Now, DP9 has used their Silhouette system (the simple yet involved game system used in both HG & JC) to produce Tribe 8. At its core, Tribe 8 is a heroic RPG that utilizes the common theme of alienation. The PCs are characters who have been ejected from the seven tribes that form society in the post-apocalyptic milieu of T8.
I got the T8 book from a DP9 guy (yes, I've forgotten the name. Mangez Moi) at a convention on the weekend. I flipped through it over the weekend, not taking much in. On Sunday night, I sat down to read it. When I looked up, it was three in the morning. The game had sucked me in and led me around by the nose like a bull.
The setting of Tribe 8 is one of the game's strongest points. It's set on an island that was formerly home to a beautiful city in the greatest country on Earth. The island, called Vimary by its inhabitants, was formerly the site of the camps of the Z'Bri, where humans were violated, tortured, and murdered to feed the hungers of their inhuman masters.
Humanity was led from the camps by the Fatimas, the eight avatars of the Goddess. Two died in the process of liberation, one of whom was replaced, leaving seven Fatimas to rebuild humanity.
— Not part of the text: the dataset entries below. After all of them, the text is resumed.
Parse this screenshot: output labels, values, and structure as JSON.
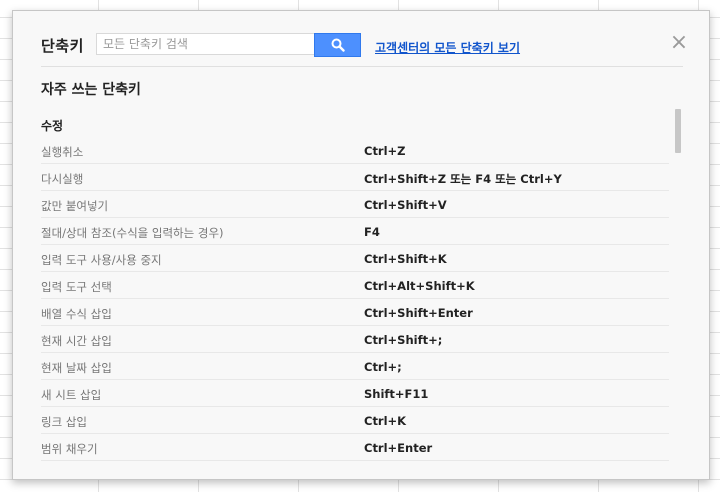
{
  "dialog": {
    "title": "단축키",
    "search": {
      "placeholder": "모든 단축키 검색",
      "value": ""
    },
    "help_link": "고객센터의 모든 단축키 보기",
    "close_symbol": "×",
    "section_title": "자주 쓰는 단축키",
    "category_title": "수정",
    "shortcuts": [
      {
        "name": "실행취소",
        "keys": "Ctrl+Z"
      },
      {
        "name": "다시실행",
        "keys": "Ctrl+Shift+Z 또는 F4 또는 Ctrl+Y"
      },
      {
        "name": "값만 붙여넣기",
        "keys": "Ctrl+Shift+V"
      },
      {
        "name": "절대/상대 참조(수식을 입력하는 경우)",
        "keys": "F4"
      },
      {
        "name": "입력 도구 사용/사용 중지",
        "keys": "Ctrl+Shift+K"
      },
      {
        "name": "입력 도구 선택",
        "keys": "Ctrl+Alt+Shift+K"
      },
      {
        "name": "배열 수식 삽입",
        "keys": "Ctrl+Shift+Enter"
      },
      {
        "name": "현재 시간 삽입",
        "keys": "Ctrl+Shift+;"
      },
      {
        "name": "현재 날짜 삽입",
        "keys": "Ctrl+;"
      },
      {
        "name": "새 시트 삽입",
        "keys": "Shift+F11"
      },
      {
        "name": "링크 삽입",
        "keys": "Ctrl+K"
      },
      {
        "name": "범위 채우기",
        "keys": "Ctrl+Enter"
      }
    ]
  },
  "colors": {
    "search_button": "#4d90fe",
    "link": "#1155cc"
  }
}
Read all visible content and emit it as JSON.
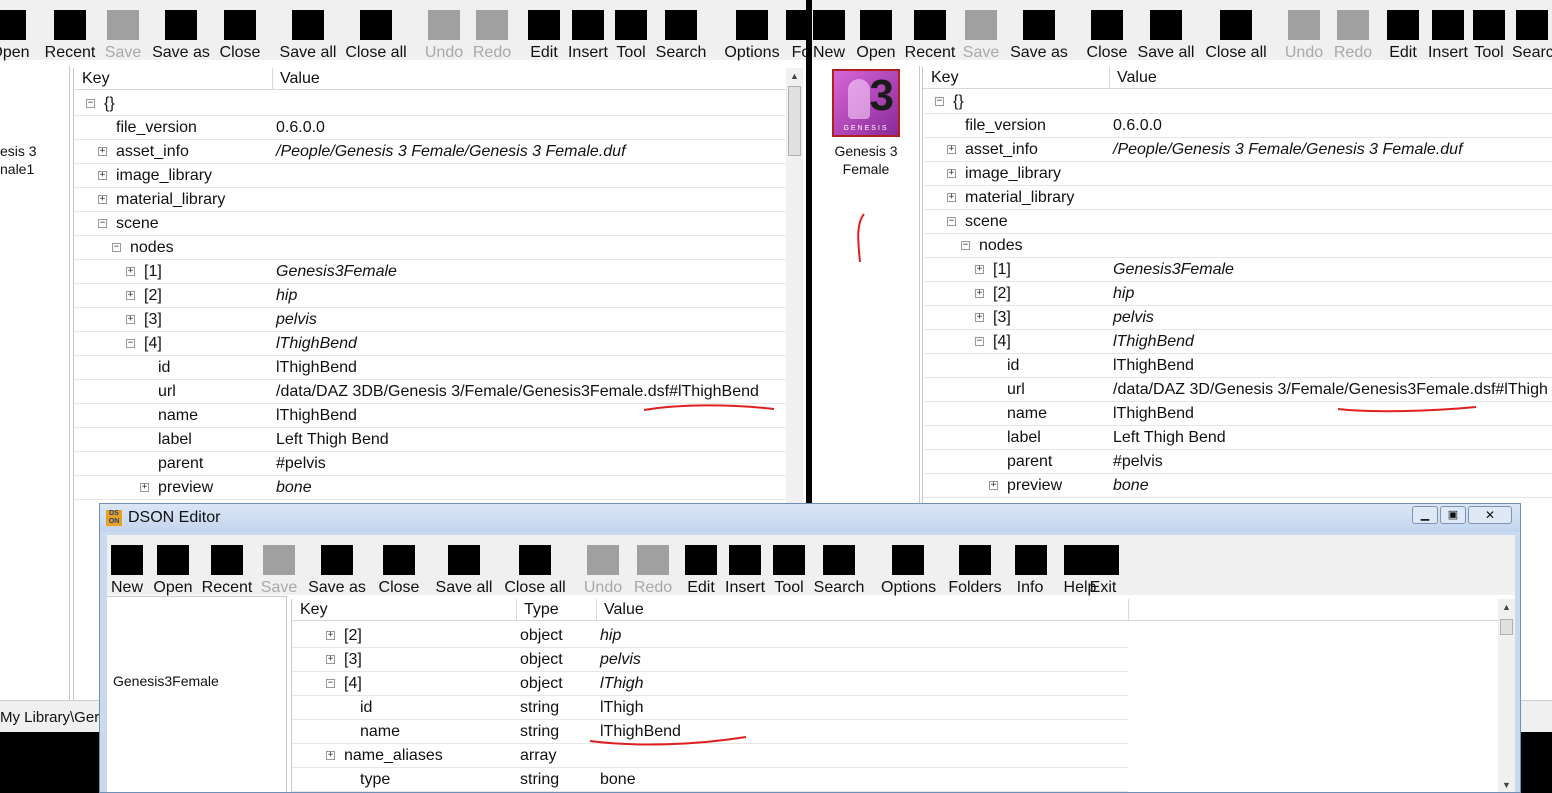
{
  "left": {
    "toolbar": [
      {
        "label": "Open",
        "disabled": false
      },
      {
        "label": "Recent",
        "disabled": false
      },
      {
        "label": "Save",
        "disabled": true
      },
      {
        "label": "Save as",
        "disabled": false
      },
      {
        "label": "Close",
        "disabled": false
      },
      {
        "label": "Save all",
        "disabled": false
      },
      {
        "label": "Close all",
        "disabled": false
      },
      {
        "label": "Undo",
        "disabled": true
      },
      {
        "label": "Redo",
        "disabled": true
      },
      {
        "label": "Edit",
        "disabled": false
      },
      {
        "label": "Insert",
        "disabled": false
      },
      {
        "label": "Tool",
        "disabled": false
      },
      {
        "label": "Search",
        "disabled": false
      },
      {
        "label": "Options",
        "disabled": false
      },
      {
        "label": "Fo",
        "disabled": false
      }
    ],
    "side_label": [
      "esis 3",
      "nale1"
    ],
    "path": "My Library\\Ger",
    "headers": {
      "key": "Key",
      "value": "Value"
    },
    "rows": [
      {
        "key": "{}",
        "value": "",
        "expander": "minus",
        "italic": false
      },
      {
        "key": "file_version",
        "value": "0.6.0.0",
        "expander": "",
        "italic": false
      },
      {
        "key": "asset_info",
        "value": "/People/Genesis 3 Female/Genesis 3 Female.duf",
        "expander": "plus",
        "italic": true
      },
      {
        "key": "image_library",
        "value": "",
        "expander": "plus",
        "italic": false
      },
      {
        "key": "material_library",
        "value": "",
        "expander": "plus",
        "italic": false
      },
      {
        "key": "scene",
        "value": "",
        "expander": "minus",
        "italic": false
      },
      {
        "key": "nodes",
        "value": "",
        "expander": "minus",
        "italic": false
      },
      {
        "key": "[1]",
        "value": "Genesis3Female",
        "expander": "plus",
        "italic": true
      },
      {
        "key": "[2]",
        "value": "hip",
        "expander": "plus",
        "italic": true
      },
      {
        "key": "[3]",
        "value": "pelvis",
        "expander": "plus",
        "italic": true
      },
      {
        "key": "[4]",
        "value": "lThighBend",
        "expander": "minus",
        "italic": true
      },
      {
        "key": "id",
        "value": "lThighBend",
        "expander": "",
        "italic": false
      },
      {
        "key": "url",
        "value": "/data/DAZ 3DB/Genesis 3/Female/Genesis3Female.dsf#lThighBend",
        "expander": "",
        "italic": false
      },
      {
        "key": "name",
        "value": "lThighBend",
        "expander": "",
        "italic": false
      },
      {
        "key": "label",
        "value": "Left Thigh Bend",
        "expander": "",
        "italic": false
      },
      {
        "key": "parent",
        "value": "#pelvis",
        "expander": "",
        "italic": false
      },
      {
        "key": "preview",
        "value": "bone",
        "expander": "plus",
        "italic": true
      }
    ]
  },
  "right": {
    "toolbar": [
      {
        "label": "New",
        "disabled": false
      },
      {
        "label": "Open",
        "disabled": false
      },
      {
        "label": "Recent",
        "disabled": false
      },
      {
        "label": "Save",
        "disabled": true
      },
      {
        "label": "Save as",
        "disabled": false
      },
      {
        "label": "Close",
        "disabled": false
      },
      {
        "label": "Save all",
        "disabled": false
      },
      {
        "label": "Close all",
        "disabled": false
      },
      {
        "label": "Undo",
        "disabled": true
      },
      {
        "label": "Redo",
        "disabled": true
      },
      {
        "label": "Edit",
        "disabled": false
      },
      {
        "label": "Insert",
        "disabled": false
      },
      {
        "label": "Tool",
        "disabled": false
      },
      {
        "label": "Searc",
        "disabled": false
      }
    ],
    "thumb_caption": "Genesis 3 Female",
    "thumb_text": "GENESIS",
    "headers": {
      "key": "Key",
      "value": "Value"
    },
    "rows": [
      {
        "key": "{}",
        "value": "",
        "expander": "minus",
        "italic": false
      },
      {
        "key": "file_version",
        "value": "0.6.0.0",
        "expander": "",
        "italic": false
      },
      {
        "key": "asset_info",
        "value": "/People/Genesis 3 Female/Genesis 3 Female.duf",
        "expander": "plus",
        "italic": true
      },
      {
        "key": "image_library",
        "value": "",
        "expander": "plus",
        "italic": false
      },
      {
        "key": "material_library",
        "value": "",
        "expander": "plus",
        "italic": false
      },
      {
        "key": "scene",
        "value": "",
        "expander": "minus",
        "italic": false
      },
      {
        "key": "nodes",
        "value": "",
        "expander": "minus",
        "italic": false
      },
      {
        "key": "[1]",
        "value": "Genesis3Female",
        "expander": "plus",
        "italic": true
      },
      {
        "key": "[2]",
        "value": "hip",
        "expander": "plus",
        "italic": true
      },
      {
        "key": "[3]",
        "value": "pelvis",
        "expander": "plus",
        "italic": true
      },
      {
        "key": "[4]",
        "value": "lThighBend",
        "expander": "minus",
        "italic": true
      },
      {
        "key": "id",
        "value": "lThighBend",
        "expander": "",
        "italic": false
      },
      {
        "key": "url",
        "value": "/data/DAZ 3D/Genesis 3/Female/Genesis3Female.dsf#lThigh",
        "expander": "",
        "italic": false
      },
      {
        "key": "name",
        "value": "lThighBend",
        "expander": "",
        "italic": false
      },
      {
        "key": "label",
        "value": "Left Thigh Bend",
        "expander": "",
        "italic": false
      },
      {
        "key": "parent",
        "value": "#pelvis",
        "expander": "",
        "italic": false
      },
      {
        "key": "preview",
        "value": "bone",
        "expander": "plus",
        "italic": true
      }
    ]
  },
  "dialog": {
    "title": "DSON Editor",
    "app_icon": "DS ON",
    "toolbar": [
      {
        "label": "New",
        "disabled": false
      },
      {
        "label": "Open",
        "disabled": false
      },
      {
        "label": "Recent",
        "disabled": false
      },
      {
        "label": "Save",
        "disabled": true
      },
      {
        "label": "Save as",
        "disabled": false
      },
      {
        "label": "Close",
        "disabled": false
      },
      {
        "label": "Save all",
        "disabled": false
      },
      {
        "label": "Close all",
        "disabled": false
      },
      {
        "label": "Undo",
        "disabled": true
      },
      {
        "label": "Redo",
        "disabled": true
      },
      {
        "label": "Edit",
        "disabled": false
      },
      {
        "label": "Insert",
        "disabled": false
      },
      {
        "label": "Tool",
        "disabled": false
      },
      {
        "label": "Search",
        "disabled": false
      },
      {
        "label": "Options",
        "disabled": false
      },
      {
        "label": "Folders",
        "disabled": false
      },
      {
        "label": "Info",
        "disabled": false
      },
      {
        "label": "Help",
        "disabled": false
      },
      {
        "label": "Exit",
        "disabled": false
      }
    ],
    "side_label": "Genesis3Female",
    "headers": {
      "key": "Key",
      "type": "Type",
      "value": "Value"
    },
    "rows": [
      {
        "key": "[2]",
        "type": "object",
        "value": "hip",
        "expander": "plus",
        "italic": true
      },
      {
        "key": "[3]",
        "type": "object",
        "value": "pelvis",
        "expander": "plus",
        "italic": true
      },
      {
        "key": "[4]",
        "type": "object",
        "value": "lThigh",
        "expander": "minus",
        "italic": true
      },
      {
        "key": "id",
        "type": "string",
        "value": "lThigh",
        "expander": "",
        "italic": false
      },
      {
        "key": "name",
        "type": "string",
        "value": "lThighBend",
        "expander": "",
        "italic": false
      },
      {
        "key": "name_aliases",
        "type": "array",
        "value": "",
        "expander": "plus",
        "italic": false
      },
      {
        "key": "type",
        "type": "string",
        "value": "bone",
        "expander": "",
        "italic": false
      }
    ]
  },
  "colors": {
    "annotation": "#e02020",
    "toolbar_bg": "#f0f0f0",
    "titlebar": "#c9daef"
  }
}
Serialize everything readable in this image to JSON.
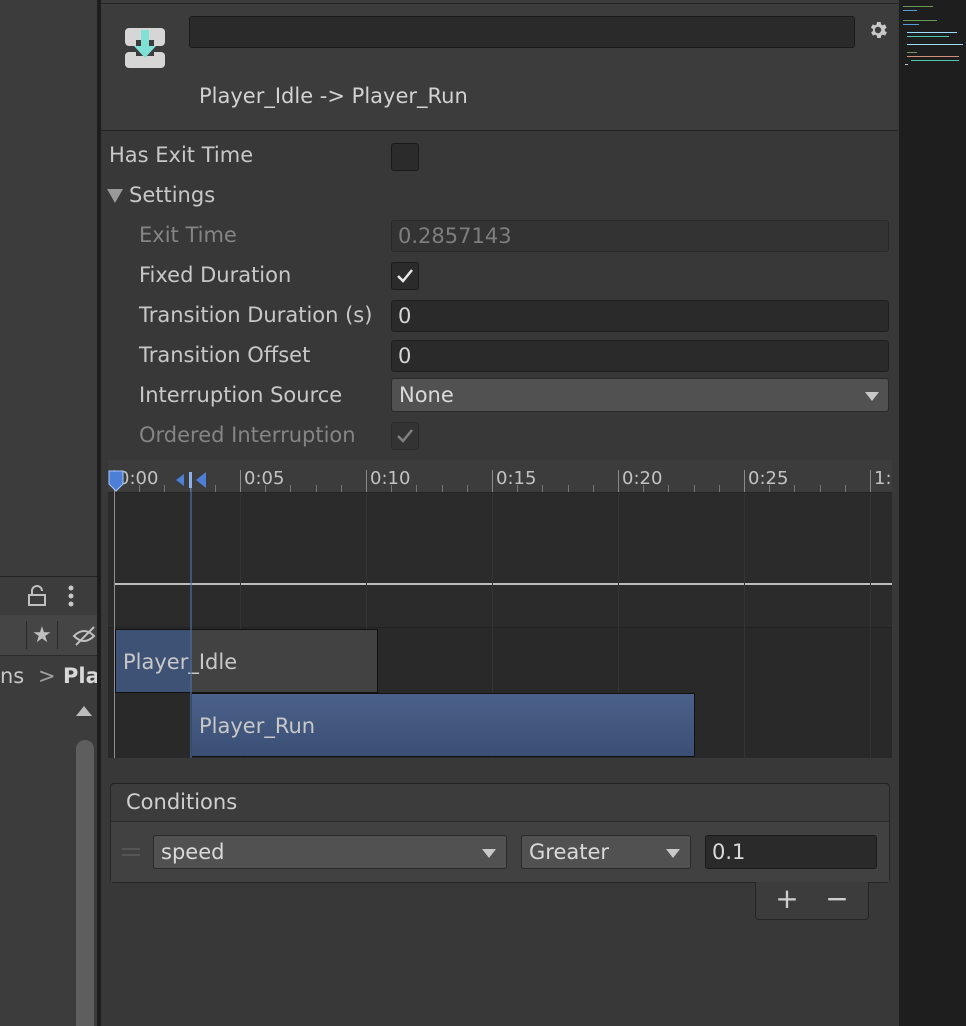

The eighth Fatima, and sole male one, Joshua, delivered a prophecy as he died. He proclaimed "My vengeance and salvation will come from the wretches! My Tribe, the Eight, will come from the outcasts. They will be dirty, alone and powerful, tied to the Goddess as only they can be. They will be spat upon and tricked, tried and killed. But they shall be the future."
The PC's are the fulfillment of that prophecy.
Tribe 8 is steeped with possibilities. The game is based around building the power of the tribe, but there's many ways to do that. Politicking with the seven tribes; striking out against the monstrous Z'Bri that remain in Vimary, locked away in their monstrous fortresses; or exploring the ruins of the ancient city on which Vimary sits, all of these are possible frameworks on which to hang a campaign. And, once some supplements come out (and, while T8 doesn't need them, I don't think I'd pass them by), filling in the blank spots in the world, there'll be even more to see & do.
The game uses the Silhouette system standard to all DP9 games. It's a system that's simple & quick, but doesn't seem totally disassociated from realism.
Tribe 8 has a new addition to the Silhouette system, which is good since there's no place for Mecha rules in here. The new system, called Synthesis, allows members of the Fallen to use 'magical' abilities. There aren't any Fireball spells, but there are a variety of interesting abilities. The Seekers, who travel Vimary seeking technological relics from the previous age, get some cool stuff, including an ability that makes up for the lack of, oh, let's see, fossil fuels and battery cells?
There's also rules for the Z'Bri that still wander Vimary, seeking victims/lunch, with their own specialized Synthesis powers.
My sole quibble with Tribe 8? I want more. I want more info on the Fatimas and their tribes. I want to know more about Vimary. I want to know more about the Fallen. I want to know more about Synthesis. I want it ALL, baby! And I want it NOW!
But I'll deal in the meantime.
Style: 5 (Excellent!)